By Ugoji Egbujo
Everyone must die. Death is a debt we must all pay. Youth gives us a false sense of immortality. But age clears the fog. We see our friends and family disappear. And that illusory immortality fades. Death makes life finite and therefore precious. But it’s the arbitrariness of death that makes living a nervous enterprise.
Death takes from the crib. And poaches at prime. When it comes when it should come, it is met with mixed emotions: rued and yet celebrated. Separation always comes with pain. But when it comes and steals, it leaves broken lives and bleeding hearts.
Death often kills more than the dead. It can take one soul and leave one or two surviving souls moribund, as literal ghosts: hollowed out.
Death can clobber. And it can snatch cleanly. It’s that versatile.
One wakes up healthy and brimming with life, then stumbles, falls and dies. The autopsy would say a tiny blood vessel ruptured, carelessly, in the brain.
The other battles and battles with a chronic disease and exhausts everyone one, doctors inclusive, and then submits. They could have helped death to help him if assisted suicide wouldn’t be murder. But they would cry when he is gone.
A jilted teenager, naïve lover, drinks poison and death collects her soul. It’s pitiless.
An armed robber goes out everyday with foolhardiness, unsure of how the day would end. Death let’s him go and maim and come. Until he dies cheaply someday. A woman seems sheltered and secure . She feels a sudden sharp pain and collapses. She doesn’t make it to the hospital through the traffic jam. The doctors say she ruptured her Fallopian tubes. She had an Ectopic pregnancy. She didn’t even know she was pregnant. The neighbours called her the barren woman.
Death’s separation is irredeemable. Children will cry and long hopelessly for their mother. They will be told she travelled. Then another woman comes a few months later and their lives become what they shall become. A pastor dies and the church loses its essence and drifts in the hands of another. Some members come unarmored. And float back to their Egypt. A man dies and his wife and children become economic refugees. They are relocated to the village and their new reality. With him, they had seemed privileged.
I promised to help a young man. He had been repatriated from South-east Asia. He had seemed a wreck of a fast moving train on an illicit track in Malaysia. He was deported. He came back without his mind. He roamed. And roamed. Two weeks after I promised to help rebuild his life he woke up and hung himself on a tree.
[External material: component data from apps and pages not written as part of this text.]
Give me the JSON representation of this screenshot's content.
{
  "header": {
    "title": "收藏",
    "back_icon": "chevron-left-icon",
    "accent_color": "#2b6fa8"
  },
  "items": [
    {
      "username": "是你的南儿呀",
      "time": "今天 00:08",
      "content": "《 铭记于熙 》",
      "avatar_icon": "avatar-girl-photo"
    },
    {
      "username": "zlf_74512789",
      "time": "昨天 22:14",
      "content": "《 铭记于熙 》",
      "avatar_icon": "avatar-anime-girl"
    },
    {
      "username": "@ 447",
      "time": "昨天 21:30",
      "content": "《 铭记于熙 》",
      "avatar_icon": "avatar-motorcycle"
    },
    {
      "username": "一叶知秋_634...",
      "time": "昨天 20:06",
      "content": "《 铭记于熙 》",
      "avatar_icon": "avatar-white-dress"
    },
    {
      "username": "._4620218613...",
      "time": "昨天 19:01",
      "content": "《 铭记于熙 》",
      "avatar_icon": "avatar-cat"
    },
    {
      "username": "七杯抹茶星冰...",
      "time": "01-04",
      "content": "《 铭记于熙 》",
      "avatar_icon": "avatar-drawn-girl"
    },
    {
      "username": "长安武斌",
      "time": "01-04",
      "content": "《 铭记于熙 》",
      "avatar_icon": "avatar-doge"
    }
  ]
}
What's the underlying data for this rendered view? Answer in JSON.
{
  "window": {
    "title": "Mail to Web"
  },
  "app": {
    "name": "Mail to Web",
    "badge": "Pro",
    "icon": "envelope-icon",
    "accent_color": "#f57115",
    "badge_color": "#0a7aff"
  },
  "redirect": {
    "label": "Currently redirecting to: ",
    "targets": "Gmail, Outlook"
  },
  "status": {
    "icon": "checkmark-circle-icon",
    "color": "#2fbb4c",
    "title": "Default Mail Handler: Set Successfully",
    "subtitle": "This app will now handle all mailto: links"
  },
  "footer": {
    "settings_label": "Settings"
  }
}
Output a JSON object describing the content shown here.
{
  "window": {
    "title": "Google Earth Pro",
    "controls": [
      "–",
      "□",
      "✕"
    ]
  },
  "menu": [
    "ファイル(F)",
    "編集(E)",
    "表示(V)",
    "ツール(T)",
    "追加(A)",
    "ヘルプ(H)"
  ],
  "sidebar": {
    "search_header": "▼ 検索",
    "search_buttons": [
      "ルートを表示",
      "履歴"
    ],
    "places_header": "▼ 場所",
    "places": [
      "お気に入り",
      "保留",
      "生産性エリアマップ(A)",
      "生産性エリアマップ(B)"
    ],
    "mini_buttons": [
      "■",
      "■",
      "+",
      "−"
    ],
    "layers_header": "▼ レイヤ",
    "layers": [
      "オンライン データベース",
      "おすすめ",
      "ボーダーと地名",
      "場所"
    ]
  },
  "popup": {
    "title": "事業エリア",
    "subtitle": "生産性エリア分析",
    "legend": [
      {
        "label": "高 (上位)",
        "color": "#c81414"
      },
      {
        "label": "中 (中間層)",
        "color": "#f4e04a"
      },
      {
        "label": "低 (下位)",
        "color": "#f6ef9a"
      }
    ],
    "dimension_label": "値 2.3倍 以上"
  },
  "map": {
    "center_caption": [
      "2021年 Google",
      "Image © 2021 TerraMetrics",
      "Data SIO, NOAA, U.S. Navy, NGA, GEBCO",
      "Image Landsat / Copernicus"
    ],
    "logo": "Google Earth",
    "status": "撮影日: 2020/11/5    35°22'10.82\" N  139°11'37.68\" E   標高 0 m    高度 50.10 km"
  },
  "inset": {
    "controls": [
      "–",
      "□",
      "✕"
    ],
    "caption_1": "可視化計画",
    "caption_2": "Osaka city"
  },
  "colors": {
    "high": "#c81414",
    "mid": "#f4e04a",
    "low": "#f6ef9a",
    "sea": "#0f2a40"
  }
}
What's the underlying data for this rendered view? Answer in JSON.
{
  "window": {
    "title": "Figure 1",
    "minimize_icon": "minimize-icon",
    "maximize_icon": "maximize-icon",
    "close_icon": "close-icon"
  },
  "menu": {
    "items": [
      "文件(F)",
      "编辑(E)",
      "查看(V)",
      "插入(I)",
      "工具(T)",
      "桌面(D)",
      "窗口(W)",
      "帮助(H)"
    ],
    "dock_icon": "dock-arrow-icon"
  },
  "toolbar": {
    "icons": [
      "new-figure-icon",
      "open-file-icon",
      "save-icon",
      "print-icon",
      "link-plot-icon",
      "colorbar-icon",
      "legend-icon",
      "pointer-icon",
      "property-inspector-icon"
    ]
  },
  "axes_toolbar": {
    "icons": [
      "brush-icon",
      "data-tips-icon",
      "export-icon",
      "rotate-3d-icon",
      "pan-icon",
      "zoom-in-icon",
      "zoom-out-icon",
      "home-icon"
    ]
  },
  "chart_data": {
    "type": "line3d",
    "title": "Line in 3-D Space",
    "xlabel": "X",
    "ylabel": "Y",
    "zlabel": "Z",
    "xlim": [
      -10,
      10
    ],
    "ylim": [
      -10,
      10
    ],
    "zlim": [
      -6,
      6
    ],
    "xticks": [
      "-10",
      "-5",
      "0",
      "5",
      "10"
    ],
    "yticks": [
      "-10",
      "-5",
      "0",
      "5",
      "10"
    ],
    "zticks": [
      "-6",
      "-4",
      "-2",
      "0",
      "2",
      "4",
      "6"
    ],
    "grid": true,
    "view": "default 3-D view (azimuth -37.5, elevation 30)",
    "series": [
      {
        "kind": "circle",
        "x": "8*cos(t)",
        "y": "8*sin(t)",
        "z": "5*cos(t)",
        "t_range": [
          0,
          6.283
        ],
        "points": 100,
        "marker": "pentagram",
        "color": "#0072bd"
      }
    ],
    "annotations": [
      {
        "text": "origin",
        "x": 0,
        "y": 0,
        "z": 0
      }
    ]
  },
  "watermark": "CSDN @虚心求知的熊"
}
And left me sick and guilty.
A colleague is found in his hotel room lying face-down. The police have no clues. We are left to grieve speechlessly.
Death takes with it the dead and takes so much more. It takes their good manners and cheerfulness that light up rooms and lives. It takes with it their knowledge that was once commonwealth. It takes the public and the private. It takes their wishes and their secrets. And leaves the living more wretched.
Death cleanses. The old culled, so that the new and young can flourish. The earth would have suffered from chronic constipation if it didn’t have an excretion mechanism. But death is not focused on benevolent renewal. It takes the chicks and leaves old worn layers, sometimes. And ordains the grief that only hell can fashion.
People say goodbye casually and walk away. And never come back.
Sometimes, the plane crashes. But sometimes it doesn’t. A friend is supposed to be there going about her business. You are sure. Then you run into a facebook post . There is a candle beside her smiling face. The message:Goodnight. The post is a month old. You feel faint. And manage to scroll through the comments. It’s filled with RIPs. She is dead.
Her phones are switched off. She has been buried? You scroll through your phone. And read. Your Christmas message hasn’t still delivered. And you didn’t notice. Nothing will be delivered to her again. Death passed by. She wasn’t qualified. Her last baby isn’t two years old yet. You can’t accept it’s final. It’s dumb. You are numb.
Then the memories flood in. And life becomes such almost a wasteful routine. Why do good young dependable people die? She was healthy. Now she is dead. She didn’t get a quit notice. And you were not in the picture.
Why then are we so much attached to the world if death follows us everywhere and reaps drunkenly. Why do we fight and gather compulsively? Why do we even lose sleep? Why can’t we just love ourselves and our neighbours on our borrowed times.
When death strikes all that is left is to mourn and grieve. Grief is useful. Friends and family are precious and perishable. Bereavement is harrowing. Grief that comes with it burns the heart. But teaches the mind. Take nothing for granted. Life is short. Rest in peace, Damola.
Death is brutal….